◆ **What you need to do**:
In your answer, set down the records below exactly as they stand, omitting pictures.

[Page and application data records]
++++++++++

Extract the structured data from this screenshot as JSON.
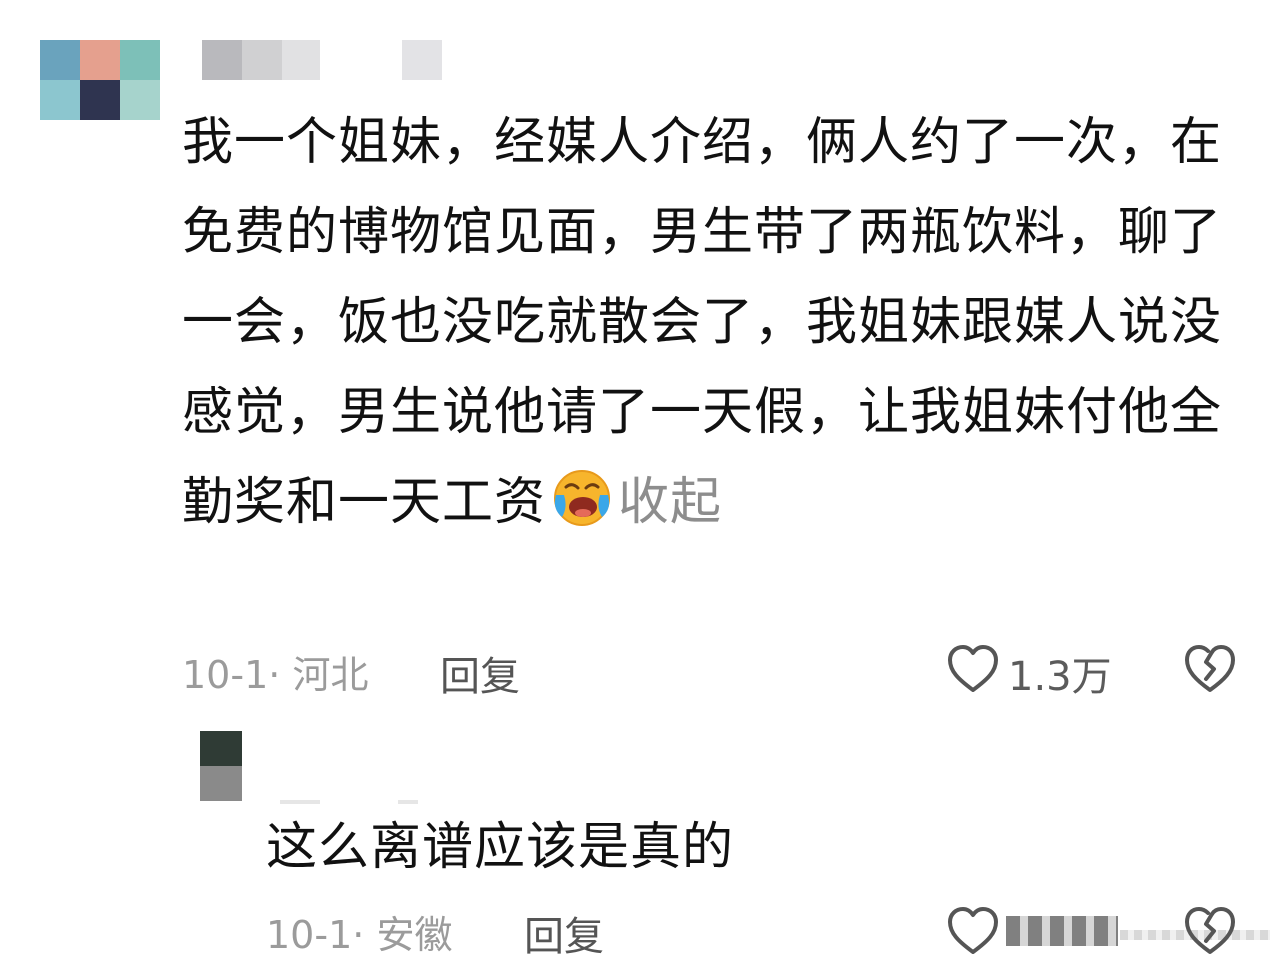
{
  "comment": {
    "avatar_colors": [
      "#6aa3bd",
      "#e5a08e",
      "#7dc0b8",
      "#8cc6cf",
      "#2f3450",
      "#a6d3cc"
    ],
    "text": "我一个姐妹，经媒人介绍，俩人约了一次，在免费的博物馆见面，男生带了两瓶饮料，聊了一会，饭也没吃就散会了，我姐妹跟媒人说没感觉，男生说他请了一天假，让我姐妹付他全勤奖和一天工资",
    "emoji": "face-with-tears-of-joy-icon",
    "collapse_label": "收起",
    "date": "10-1",
    "location": "河北",
    "separator": "·",
    "reply_label": "回复",
    "like_count": "1.3万"
  },
  "reply": {
    "avatar_colors": [
      "#2f3b35",
      "#8a8a8a"
    ],
    "text": "这么离谱应该是真的",
    "date": "10-1",
    "location": "安徽",
    "separator": "·",
    "reply_label": "回复"
  },
  "icons": {
    "like": "heart-icon",
    "dislike": "broken-heart-icon"
  }
}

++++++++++

◆ **Reply to the task**:
Extract the structured data from this screenshot as JSON.
{
  "comment": {
    "avatar_colors": [
      "#6aa3bd",
      "#e5a08e",
      "#7dc0b8",
      "#8cc6cf",
      "#2f3450",
      "#a6d3cc"
    ],
    "text": "我一个姐妹，经媒人介绍，俩人约了一次，在免费的博物馆见面，男生带了两瓶饮料，聊了一会，饭也没吃就散会了，我姐妹跟媒人说没感觉，男生说他请了一天假，让我姐妹付他全勤奖和一天工资",
    "emoji": "face-with-tears-of-joy-icon",
    "collapse_label": "收起",
    "date": "10-1",
    "location": "河北",
    "separator": "·",
    "reply_label": "回复",
    "like_count": "1.3万"
  },
  "reply": {
    "avatar_colors": [
      "#2f3b35",
      "#8a8a8a"
    ],
    "text": "这么离谱应该是真的",
    "date": "10-1",
    "location": "安徽",
    "separator": "·",
    "reply_label": "回复"
  },
  "icons": {
    "like": "heart-icon",
    "dislike": "broken-heart-icon"
  }
}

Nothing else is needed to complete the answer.